Forestry Tasmania has critics but this state-government department has done much to improve its public image by building the nearly 600metre-long walkway through the treetops at Tahune, on the edge of the South West Wilderness. The climax of the walk is a cantilever, 48 metres above the ground, with a dramatic view of forested mountains beyond the confluence of the Huon and Picton Rivers. Half of Tasmania is locked-up with forests of eucalypts and hardwood trees, perhaps the most endearing quality of the island experience, and the opportunity to explore not only the floor but the canopy is best undertaken at the Tahune Forest Airwalk.
See the view from the summit of Mt Wellington
It’s a winding narrow road to the 1270-metre summit of Mt Wellington and when you emerge from the forest that covers the slopes above Hobart, into the landscape of scrub and boulders that are battered by winds and winter snow, you are rewarded with a 360-degree panorama that takes in the city, the Derwent River, Tasman Peninsula and distant hazy peaks. It’s a real bird’s-eye view, perhaps a bit disengaged, but ideal for getting geographically oriented. If the day is not too chilly you will remember the sights with fondness.

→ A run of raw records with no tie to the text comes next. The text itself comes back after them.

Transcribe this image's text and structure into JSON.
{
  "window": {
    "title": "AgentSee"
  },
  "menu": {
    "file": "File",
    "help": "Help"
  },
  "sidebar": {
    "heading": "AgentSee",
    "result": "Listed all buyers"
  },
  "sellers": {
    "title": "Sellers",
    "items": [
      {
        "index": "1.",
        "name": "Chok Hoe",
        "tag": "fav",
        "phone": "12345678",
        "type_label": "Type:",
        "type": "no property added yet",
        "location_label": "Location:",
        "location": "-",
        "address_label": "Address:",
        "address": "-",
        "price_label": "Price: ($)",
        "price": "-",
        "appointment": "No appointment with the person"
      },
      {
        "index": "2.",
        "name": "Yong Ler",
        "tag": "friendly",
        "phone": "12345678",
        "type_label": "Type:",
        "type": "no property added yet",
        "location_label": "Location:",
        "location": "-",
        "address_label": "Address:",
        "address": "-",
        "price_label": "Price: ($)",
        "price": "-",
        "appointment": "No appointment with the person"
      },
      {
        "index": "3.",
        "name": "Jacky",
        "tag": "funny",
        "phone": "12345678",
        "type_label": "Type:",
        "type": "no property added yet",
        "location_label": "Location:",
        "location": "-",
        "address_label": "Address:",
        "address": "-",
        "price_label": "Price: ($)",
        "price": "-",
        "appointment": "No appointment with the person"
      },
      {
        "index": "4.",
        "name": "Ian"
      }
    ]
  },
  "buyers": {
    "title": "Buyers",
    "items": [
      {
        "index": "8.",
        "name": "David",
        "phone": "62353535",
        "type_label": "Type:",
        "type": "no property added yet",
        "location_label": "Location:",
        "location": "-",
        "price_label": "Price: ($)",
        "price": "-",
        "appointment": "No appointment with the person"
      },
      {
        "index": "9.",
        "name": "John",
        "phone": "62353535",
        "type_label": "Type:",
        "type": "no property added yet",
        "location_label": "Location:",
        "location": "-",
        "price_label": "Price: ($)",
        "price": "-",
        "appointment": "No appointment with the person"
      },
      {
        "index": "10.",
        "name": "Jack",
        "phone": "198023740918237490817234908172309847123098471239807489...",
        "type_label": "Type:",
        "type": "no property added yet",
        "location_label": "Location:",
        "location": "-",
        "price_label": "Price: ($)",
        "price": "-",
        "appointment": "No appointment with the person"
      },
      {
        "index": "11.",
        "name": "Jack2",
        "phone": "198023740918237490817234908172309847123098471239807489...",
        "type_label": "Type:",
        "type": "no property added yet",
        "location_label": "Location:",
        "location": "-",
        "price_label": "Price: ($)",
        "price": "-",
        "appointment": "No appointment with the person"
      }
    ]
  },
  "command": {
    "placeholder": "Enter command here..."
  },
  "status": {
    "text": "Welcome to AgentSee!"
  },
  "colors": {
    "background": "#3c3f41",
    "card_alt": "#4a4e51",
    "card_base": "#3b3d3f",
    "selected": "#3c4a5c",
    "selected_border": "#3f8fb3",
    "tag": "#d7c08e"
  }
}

Visit Cataract Gorge in Launceston
You would want to reach Cataract Gorge Reserve by walking from the city centre of Launceston, firstly because it is an easy, level twenty-minute stroll and, more importantly, because it cements in your mind how attached this natural stealaway is to the urban sprawl. Follow the Tamar River bank to Kings Bridge, where the South Esk River meets, and wander along the well-trodden pathway under the cliffs to First Basin, the ferntree glades and gardens, the picnic areas and swimming pool, the cafe and an overhead chairlift ride. There is also wildlife in abundance.
Stroll around Sullivans Cove and Salamanca Markets
This is a mecca for tourists and locals alike. The working docks at Sullivans Cove, where ships come and go to Antarctica, and fishing boats, millionaire yachts and tall-masted wooden vessels provide colour and movement, are the foreground for sandstone-fronted colonial warehouses that have been transformed into art and craft centres, coffee shops and eateries. Saturday morning is the ideal time to visit. Then the Salamanca Markets are in full swing and you can make your contribution to the Tasmanian economy.
Fly to Melaleuca in the South West Wilderness
The Southwest National Park is not accessible by road. It is the largest protected reserve in Tasmania, covering 20 percent of the island, and it has been designated a World Heritage Area. Take a charter flight from Hobart Airport, round the wave-lashed cliffs of South Cape and land at Melaleuca. You get sweeping views of Bathurst Harbour and Port Davey before bouncing to a halt on a dirt runway. Believe it or not there are a couple of people living in tin shacks and ekeing out an existence at Melaleuca. They have for company the Orange Bellied Parrots and the hardy through-walkers hiking this remote wilderness. The weather is as bleak as the surroundings but, whatever they are escaping, and there is plenty in the world to wish behind you, they surely find satisfaction in the silence, the water, the button-grass plains and the jagged mountains. And you will too, even if for but a few hours.
Tour through the Central Highlands
In the heart of the Central Highlands of Tasmania is Great Lake, the largest natural freshwater lake in Australia, sadly, after many long years of drought, at a fraction of its capacity but still, nevertheless, impressive. This is trout fishing country. It is also where Hydro Tasmania has many of its storage dams and infrastructure for generating hydro-electric power. Farmlands here are marginal at best but the rocky plateau, dotted with sheep, reminds one immediately of the Scottish Highlands, doubtless a factor that attracted migrants from that part of the world. They brought the game of golf with them and gave their towns names like Ross and Campbelltown. After the forests, the lush green meadows of the north coast, the sandy beaches and the mountain peaks, I would be surprised if you did not find that the Central Highlands add something rich to the diversified flavour of Tasmania.